Violin Lessons by Arnold Zable

Arnold Zable is a bit of a bower bird; he can’t help collecting stories and – to the joy of most readers – he can’t help retelling them. In this collection, based on over 40 years of encounters, he retells the fragments of the lives of some of the people he has met. His eye wanders to the marginalised, the disenfranchised.

A boy walking along a Baghdad street is transfixed by the sound of a violin coming from a balcony and it changes his life. A street boy in war-torn Saigon takes a rare break from his pimping and running errands for the occupying forces and opens up to the writer, recounting how his village was bombed and his family killed. In Poland, Zable meets a woman and her son who yearn to escape from their village, from their crude alcoholic husband/father. They beg Zable to help them … ‘they knew, as well I did, that I would not help them’. On the island of Ithaca a young man, a university student, is lost in a diving accident and his father blames himself for the accident: ‘there are times when I have dived down and not wanted to return … I infected my boy with the same madness’.

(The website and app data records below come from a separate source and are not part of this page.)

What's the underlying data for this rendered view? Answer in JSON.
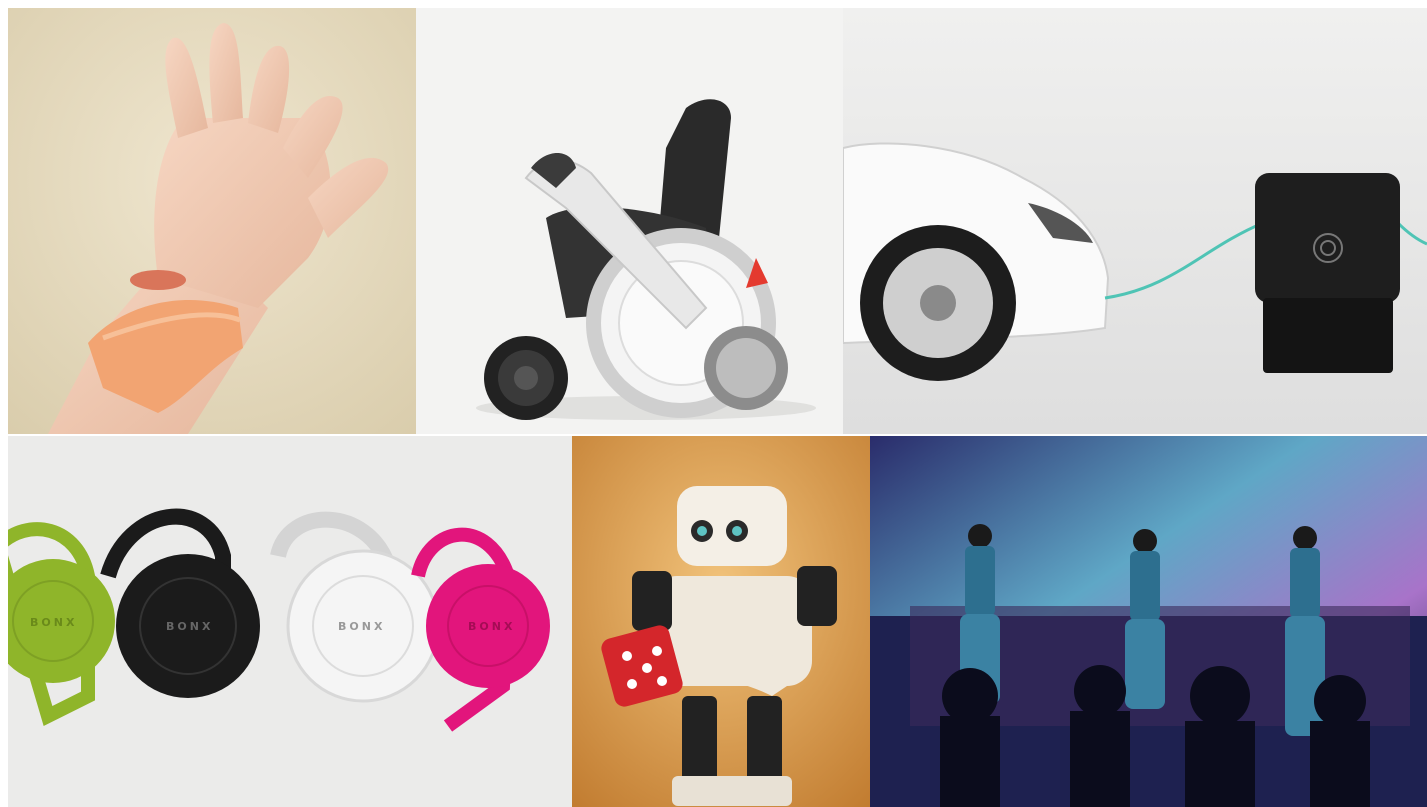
{
  "collage": {
    "tiles": [
      {
        "subject": "hand-with-wristband"
      },
      {
        "subject": "personal-mobility-wheelchair"
      },
      {
        "subject": "car-with-obd-connector"
      },
      {
        "subject": "earpiece-devices"
      },
      {
        "subject": "humanoid-robot-with-dice"
      },
      {
        "subject": "dancers-on-stage"
      }
    ]
  },
  "earpieces": {
    "brand_label": "BONX",
    "colors": [
      "#8fb52a",
      "#1b1b1b",
      "#e6e6e6",
      "#e2157c"
    ]
  },
  "colors": {
    "wristband": "#f2a472",
    "stage_light": "#7cc6d9",
    "cable": "#4fc4b5"
  }
}
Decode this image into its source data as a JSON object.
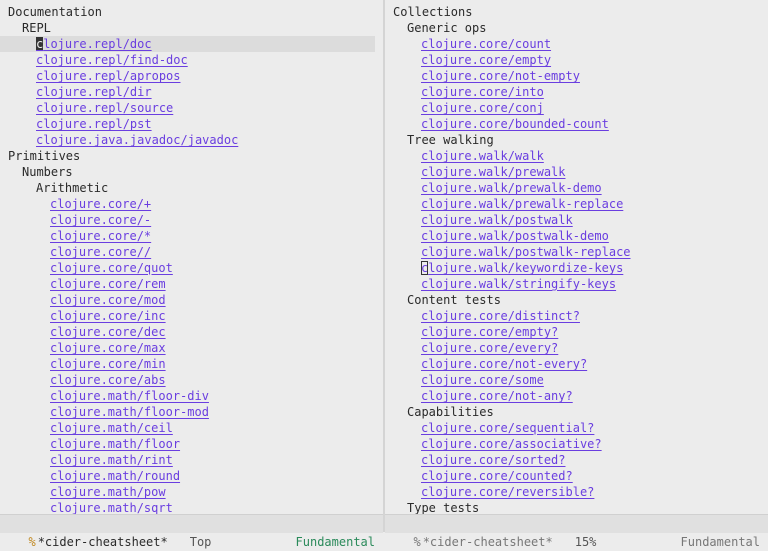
{
  "left_pane": {
    "lines": [
      {
        "depth": 0,
        "type": "heading",
        "text": "Documentation"
      },
      {
        "depth": 1,
        "type": "heading",
        "text": "REPL"
      },
      {
        "depth": 2,
        "type": "link",
        "text": "clojure.repl/doc",
        "current": true,
        "cursor": "block"
      },
      {
        "depth": 2,
        "type": "link",
        "text": "clojure.repl/find-doc"
      },
      {
        "depth": 2,
        "type": "link",
        "text": "clojure.repl/apropos"
      },
      {
        "depth": 2,
        "type": "link",
        "text": "clojure.repl/dir"
      },
      {
        "depth": 2,
        "type": "link",
        "text": "clojure.repl/source"
      },
      {
        "depth": 2,
        "type": "link",
        "text": "clojure.repl/pst"
      },
      {
        "depth": 2,
        "type": "link",
        "text": "clojure.java.javadoc/javadoc"
      },
      {
        "depth": 0,
        "type": "heading",
        "text": "Primitives"
      },
      {
        "depth": 1,
        "type": "heading",
        "text": "Numbers"
      },
      {
        "depth": 2,
        "type": "heading",
        "text": "Arithmetic"
      },
      {
        "depth": 3,
        "type": "link",
        "text": "clojure.core/+"
      },
      {
        "depth": 3,
        "type": "link",
        "text": "clojure.core/-"
      },
      {
        "depth": 3,
        "type": "link",
        "text": "clojure.core/*"
      },
      {
        "depth": 3,
        "type": "link",
        "text": "clojure.core//"
      },
      {
        "depth": 3,
        "type": "link",
        "text": "clojure.core/quot"
      },
      {
        "depth": 3,
        "type": "link",
        "text": "clojure.core/rem"
      },
      {
        "depth": 3,
        "type": "link",
        "text": "clojure.core/mod"
      },
      {
        "depth": 3,
        "type": "link",
        "text": "clojure.core/inc"
      },
      {
        "depth": 3,
        "type": "link",
        "text": "clojure.core/dec"
      },
      {
        "depth": 3,
        "type": "link",
        "text": "clojure.core/max"
      },
      {
        "depth": 3,
        "type": "link",
        "text": "clojure.core/min"
      },
      {
        "depth": 3,
        "type": "link",
        "text": "clojure.core/abs"
      },
      {
        "depth": 3,
        "type": "link",
        "text": "clojure.math/floor-div"
      },
      {
        "depth": 3,
        "type": "link",
        "text": "clojure.math/floor-mod"
      },
      {
        "depth": 3,
        "type": "link",
        "text": "clojure.math/ceil"
      },
      {
        "depth": 3,
        "type": "link",
        "text": "clojure.math/floor"
      },
      {
        "depth": 3,
        "type": "link",
        "text": "clojure.math/rint"
      },
      {
        "depth": 3,
        "type": "link",
        "text": "clojure.math/round"
      },
      {
        "depth": 3,
        "type": "link",
        "text": "clojure.math/pow"
      },
      {
        "depth": 3,
        "type": "link",
        "text": "clojure.math/sqrt"
      }
    ]
  },
  "right_pane": {
    "lines": [
      {
        "depth": 0,
        "type": "heading",
        "text": "Collections"
      },
      {
        "depth": 1,
        "type": "heading",
        "text": "Generic ops"
      },
      {
        "depth": 2,
        "type": "link",
        "text": "clojure.core/count"
      },
      {
        "depth": 2,
        "type": "link",
        "text": "clojure.core/empty"
      },
      {
        "depth": 2,
        "type": "link",
        "text": "clojure.core/not-empty"
      },
      {
        "depth": 2,
        "type": "link",
        "text": "clojure.core/into"
      },
      {
        "depth": 2,
        "type": "link",
        "text": "clojure.core/conj"
      },
      {
        "depth": 2,
        "type": "link",
        "text": "clojure.core/bounded-count"
      },
      {
        "depth": 1,
        "type": "heading",
        "text": "Tree walking"
      },
      {
        "depth": 2,
        "type": "link",
        "text": "clojure.walk/walk"
      },
      {
        "depth": 2,
        "type": "link",
        "text": "clojure.walk/prewalk"
      },
      {
        "depth": 2,
        "type": "link",
        "text": "clojure.walk/prewalk-demo"
      },
      {
        "depth": 2,
        "type": "link",
        "text": "clojure.walk/prewalk-replace"
      },
      {
        "depth": 2,
        "type": "link",
        "text": "clojure.walk/postwalk"
      },
      {
        "depth": 2,
        "type": "link",
        "text": "clojure.walk/postwalk-demo"
      },
      {
        "depth": 2,
        "type": "link",
        "text": "clojure.walk/postwalk-replace"
      },
      {
        "depth": 2,
        "type": "link",
        "text": "clojure.walk/keywordize-keys",
        "cursor": "box"
      },
      {
        "depth": 2,
        "type": "link",
        "text": "clojure.walk/stringify-keys"
      },
      {
        "depth": 1,
        "type": "heading",
        "text": "Content tests"
      },
      {
        "depth": 2,
        "type": "link",
        "text": "clojure.core/distinct?"
      },
      {
        "depth": 2,
        "type": "link",
        "text": "clojure.core/empty?"
      },
      {
        "depth": 2,
        "type": "link",
        "text": "clojure.core/every?"
      },
      {
        "depth": 2,
        "type": "link",
        "text": "clojure.core/not-every?"
      },
      {
        "depth": 2,
        "type": "link",
        "text": "clojure.core/some"
      },
      {
        "depth": 2,
        "type": "link",
        "text": "clojure.core/not-any?"
      },
      {
        "depth": 1,
        "type": "heading",
        "text": "Capabilities"
      },
      {
        "depth": 2,
        "type": "link",
        "text": "clojure.core/sequential?"
      },
      {
        "depth": 2,
        "type": "link",
        "text": "clojure.core/associative?"
      },
      {
        "depth": 2,
        "type": "link",
        "text": "clojure.core/sorted?"
      },
      {
        "depth": 2,
        "type": "link",
        "text": "clojure.core/counted?"
      },
      {
        "depth": 2,
        "type": "link",
        "text": "clojure.core/reversible?"
      },
      {
        "depth": 1,
        "type": "heading",
        "text": "Type tests"
      }
    ]
  },
  "modeline_left": {
    "modified_indicator": "%",
    "buffer_name": "*cider-cheatsheet*",
    "position": "Top",
    "major_mode": "Fundamental"
  },
  "modeline_right": {
    "modified_indicator": "%",
    "buffer_name": "*cider-cheatsheet*",
    "position": "15%",
    "major_mode": "Fundamental"
  },
  "colors": {
    "background": "#ececec",
    "link": "#6a3ee0",
    "text": "#2a2a2a",
    "highlight_line": "#dcdcdc",
    "mode_name_active": "#2a8a5a"
  }
}
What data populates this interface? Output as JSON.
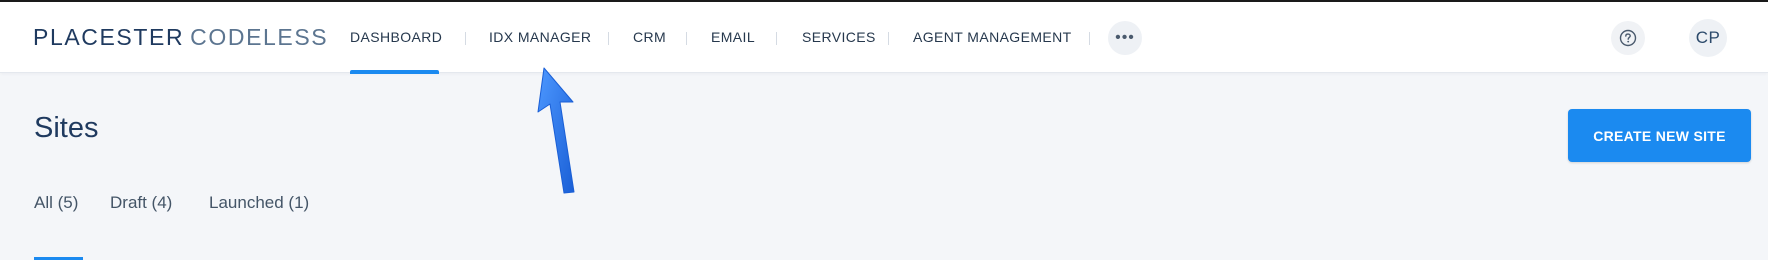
{
  "header": {
    "logo_primary": "PLACESTER",
    "logo_secondary": "CODELESS",
    "nav": [
      {
        "label": "DASHBOARD"
      },
      {
        "label": "IDX MANAGER"
      },
      {
        "label": "CRM"
      },
      {
        "label": "EMAIL"
      },
      {
        "label": "SERVICES"
      },
      {
        "label": "AGENT MANAGEMENT"
      }
    ],
    "active_nav": "DASHBOARD",
    "more_icon": "ellipsis-icon",
    "help_icon": "question-circle-icon",
    "avatar_initials": "CP"
  },
  "main": {
    "title": "Sites",
    "create_button": "CREATE NEW SITE",
    "filters": [
      {
        "label": "All (5)"
      },
      {
        "label": "Draft (4)"
      },
      {
        "label": "Launched (1)"
      }
    ],
    "active_filter": "All (5)"
  },
  "annotation": {
    "icon": "arrow-pointer-icon",
    "points_to": "IDX MANAGER"
  },
  "colors": {
    "accent": "#1b8af0",
    "text_dark": "#1f3a5f",
    "background": "#f4f6f9",
    "annotation_arrow": "#1f6fe0"
  }
}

The most profound and moving tale is that of Amal, a survivor of the terrible SIEV X disaster; Amal has made it her mission to make sure that the story of that terrible incident is not lost and tells the story over and over to those who will listen, even though she is dying of cancer. After years in Australia on a temporary protection visa, she is finally granted permanent residency and feels ‘a free woman in a free country’. In Violin Lessons, Zable displays the wisdom and kindness that has permeated all his works – the reason they are so loved.

Mark Rubbo is the Managing Director of Readings

Violin Lessons